Originally made from stone then bronze, wrought iron and cast iron, most modern day anvils are made of cast or forged steel. Cast iron anvils are still available and there are many second-hand ones on the market but, with a tendency to crack or deform under heavy use, steel anvils with hardened faces are preferred over iron ones for serious smithing.
The Signs of a Good Anvil
It is generally considered that a good anvil will transfer most of the energy of a black smith's strike into the material being formed. This will result in what is known as rebound, where almost all of the smith's energy in the downward strike comes back into the hammer, therefore aiding its upward return. The sound of a good anvil is the ring it makes when struck.
The Parts of an Anvil
The classic anvil shape is made up of the main body, the surface of which is called the heel and a protruding beak (bick or horn) which is used for drawing or curving metal. Many anvils come with holes in the heel. If it's a square hole it's called a Hardie and if it's a round hole it's called a Pritchel. These holes take additional tools to help the blacksmith create specific end products.
Anvils come in many different weights, from lightweight jewellery and hobbyist variants up to 500kg or more for intensive blacksmithing. Anvils may have one or more Pritchel and Hardie hole, or none at all. In fact, there are variations for all kinds of blacksmith and metal workers, from general smiths to cutlery makers, coachbuilders and coopers. Double beaked anvils remain an essential part of the Farrier's toolkit.
Train Rail Anvils
Train rail anvils which are formed from sections of railway track.
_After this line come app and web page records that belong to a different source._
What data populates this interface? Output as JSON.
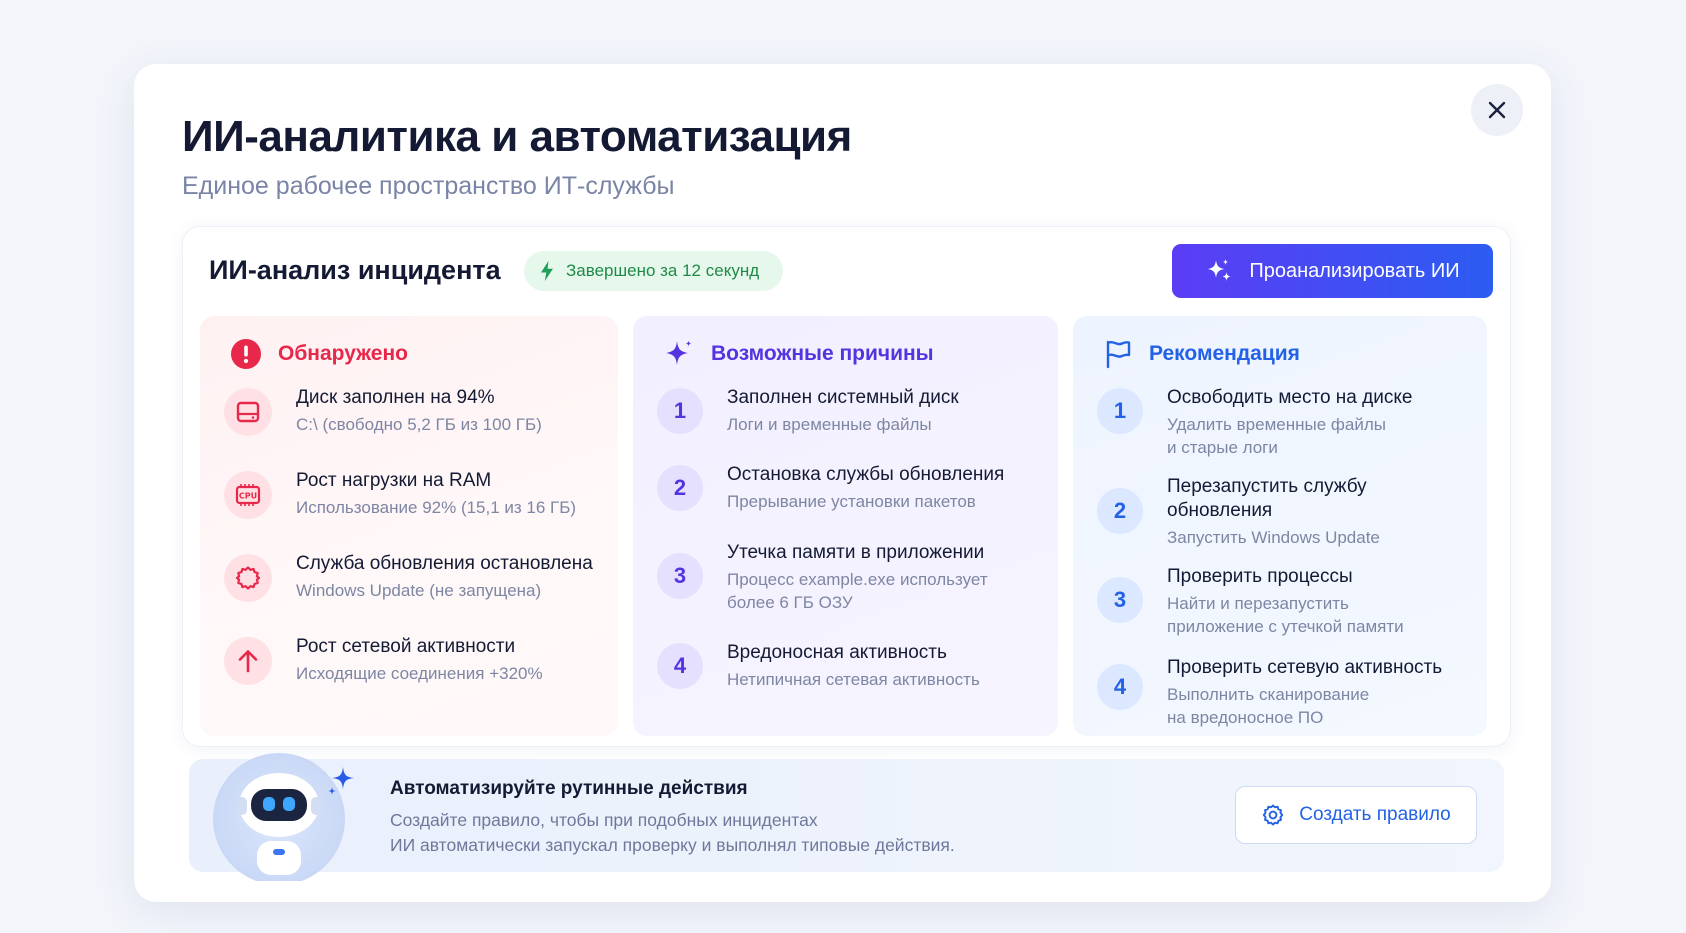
{
  "modal": {
    "title": "ИИ-аналитика и автоматизация",
    "subtitle": "Единое рабочее пространство ИТ-службы",
    "close_icon": "close-icon"
  },
  "panel": {
    "title": "ИИ-анализ инцидента",
    "badge": "Завершено за 12 секунд",
    "analyze_button": "Проанализировать ИИ"
  },
  "detected": {
    "heading": "Обнаружено",
    "items": [
      {
        "title": "Диск заполнен на 94%",
        "sub": "C:\\ (свободно 5,2 ГБ из 100 ГБ)",
        "icon": "disk-icon"
      },
      {
        "title": "Рост нагрузки на RAM",
        "sub": "Использование 92% (15,1 из 16 ГБ)",
        "icon": "cpu-icon"
      },
      {
        "title": "Служба обновления остановлена",
        "sub": "Windows Update (не запущена)",
        "icon": "gear-icon"
      },
      {
        "title": "Рост сетевой активности",
        "sub": "Исходящие соединения +320%",
        "icon": "arrow-up-icon"
      }
    ]
  },
  "causes": {
    "heading": "Возможные причины",
    "items": [
      {
        "num": "1",
        "title": "Заполнен системный диск",
        "sub": "Логи и временные файлы"
      },
      {
        "num": "2",
        "title": "Остановка службы обновления",
        "sub": "Прерывание установки пакетов"
      },
      {
        "num": "3",
        "title": "Утечка памяти в приложении",
        "sub1": "Процесс example.exe использует",
        "sub2": "более 6 ГБ ОЗУ"
      },
      {
        "num": "4",
        "title": "Вредоносная активность",
        "sub": "Нетипичная сетевая активность"
      }
    ]
  },
  "recommendation": {
    "heading": "Рекомендация",
    "items": [
      {
        "num": "1",
        "title": "Освободить место на диске",
        "sub1": "Удалить временные файлы",
        "sub2": "и старые логи"
      },
      {
        "num": "2",
        "title1": "Перезапустить службу",
        "title2": "обновления",
        "sub": "Запустить Windows Update"
      },
      {
        "num": "3",
        "title": "Проверить процессы",
        "sub1": "Найти и перезапустить",
        "sub2": "приложение с утечкой памяти"
      },
      {
        "num": "4",
        "title": "Проверить сетевую активность",
        "sub1": "Выполнить сканирование",
        "sub2": "на вредоносное ПО"
      }
    ]
  },
  "footer": {
    "title": "Автоматизируйте рутинные действия",
    "text1": "Создайте правило, чтобы при подобных инцидентах",
    "text2": "ИИ автоматически запускал проверку и выполнял типовые действия.",
    "button": "Создать правило"
  },
  "colors": {
    "alert": "#e8284a",
    "causes": "#5534e0",
    "recommendation": "#2362e6",
    "success": "#1f8a47"
  }
}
These anvils are often individually milled, treated and finished and can be suitable for smaller metal working.